"Right now we are attempting to break the fuzoku image," says Nobuyuki Nakayama, a manager within the Kawaguchi Chamber of Commerce and Industry, whose project is reshaping the streets just outside the West Exit of JR Nishikawaguchi Station. "To do that, we need to bring a lot of people here to see what it is we are doing."
The first step has been to promote the existing eateries with the establishment of a Web page and restaurant map. Further, last November, the third Saitama B-Class Gourmet King competition came to Nishikawaguchi. Approximately, 35,000 people dined on dishes of yaki udon (fried noodles), various soups, yakitori (grilled chicken) and tofu ramen, sold for between ¥100 and ¥200 and provided by 21 shops throughout Saitama. The winning entry, from Nishikawaguchi, was a set meal of tofu-wrapped vegetables and soup.
Since the station began operating in 1954, the surrounding area developed a history of sleaze and sustenance going together. Due to its proximity to the Kawaguchi Auto Race and the Toda Motor Boat Race facilities, gamblers, flush with fresh cash or in need of consolation, would follow their day at the track with a nibble and a bit of nookie.
"Because of this, we thought B-class restaurants already had a start in the area — the history was there," explains Nakayama, whose office, just minutes by foot from the tracks, is in a building that used to house fuzoku operations.
The crackdown started in earnest three years ago following amendments made to the nationwide Law Regulating Adult Entertainment Businesses. The modifications gave the authorities more leverage in closing down adult establishments. These activities coincide with Tokyo Gov. Shintaro Ishihara's well-known and ongoing campaign to purify Tokyo's more infamous entertainment quarters, such as Roppongi and Kabukicho.
To walk through the west side of Nishikawaguchi today is to see a virtual ghost town: real-estate signs seeking tenants and boarded store fronts abound. Though it should be mentioned that on a recent weekday morning the clubs Cream (¥15,000 for 50 minutes of adult-oriented fun) and Strawberry House (¥12,500 for 40 minutes) were operating freely, and a delivery business supplying hot hand towels to a string of love hotels seemed to be doing a brisk trade.
The next step will be to bring in new businesses — a process fraught with financial challenges, says Nakayama.
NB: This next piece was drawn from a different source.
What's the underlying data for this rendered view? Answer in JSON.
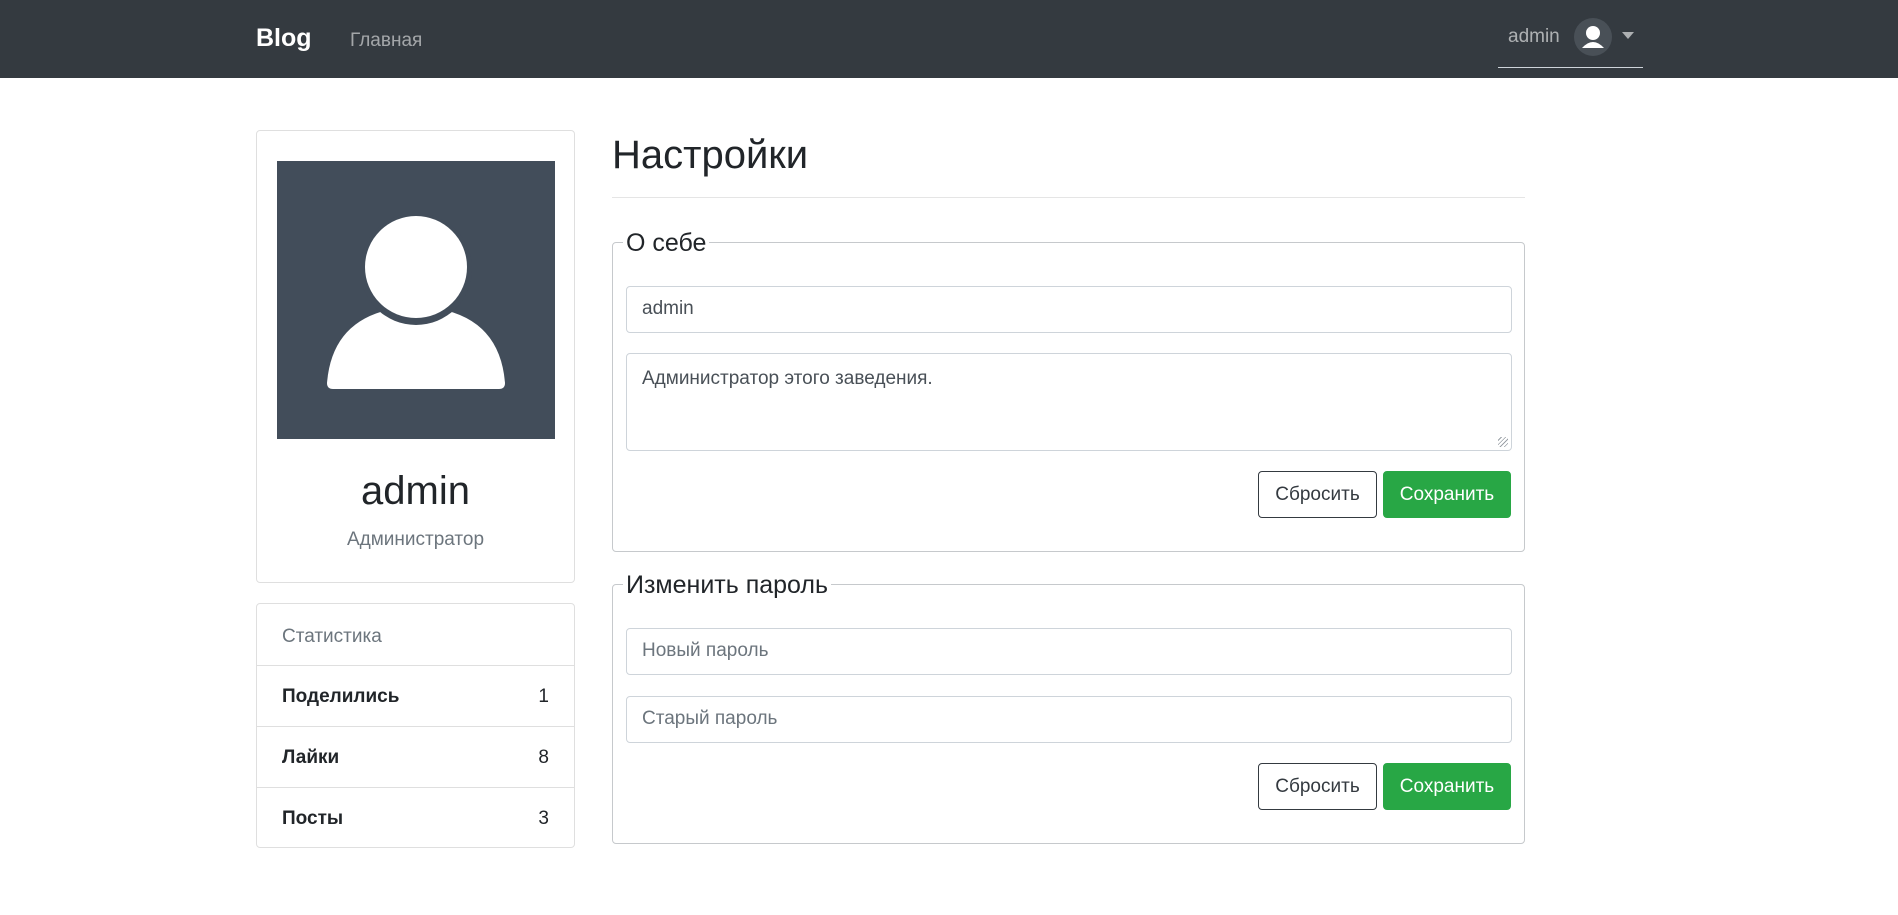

For one, straight conversions are not possible. Shower rooms and multiple walls from the previous tenants have to be removed, a process that increases renovation costs.
Troublesome, too, are the steep rents. "The fuzoku places were doing good business," Nakayama explains of the area, whose monthly rents he estimates to be around ¥40,000 and ¥50,000 per tsubo (3.3 sq. meters), a figure roughly equivalent to office space in central Tokyo. "The rents still approach that level. There are people who want to move in but cannot afford it."
Yet one ramen joint opened March 10 and a manju (steamed bun) shop began serving soon after.
"Right now, it is one step at a time," Nakayama says.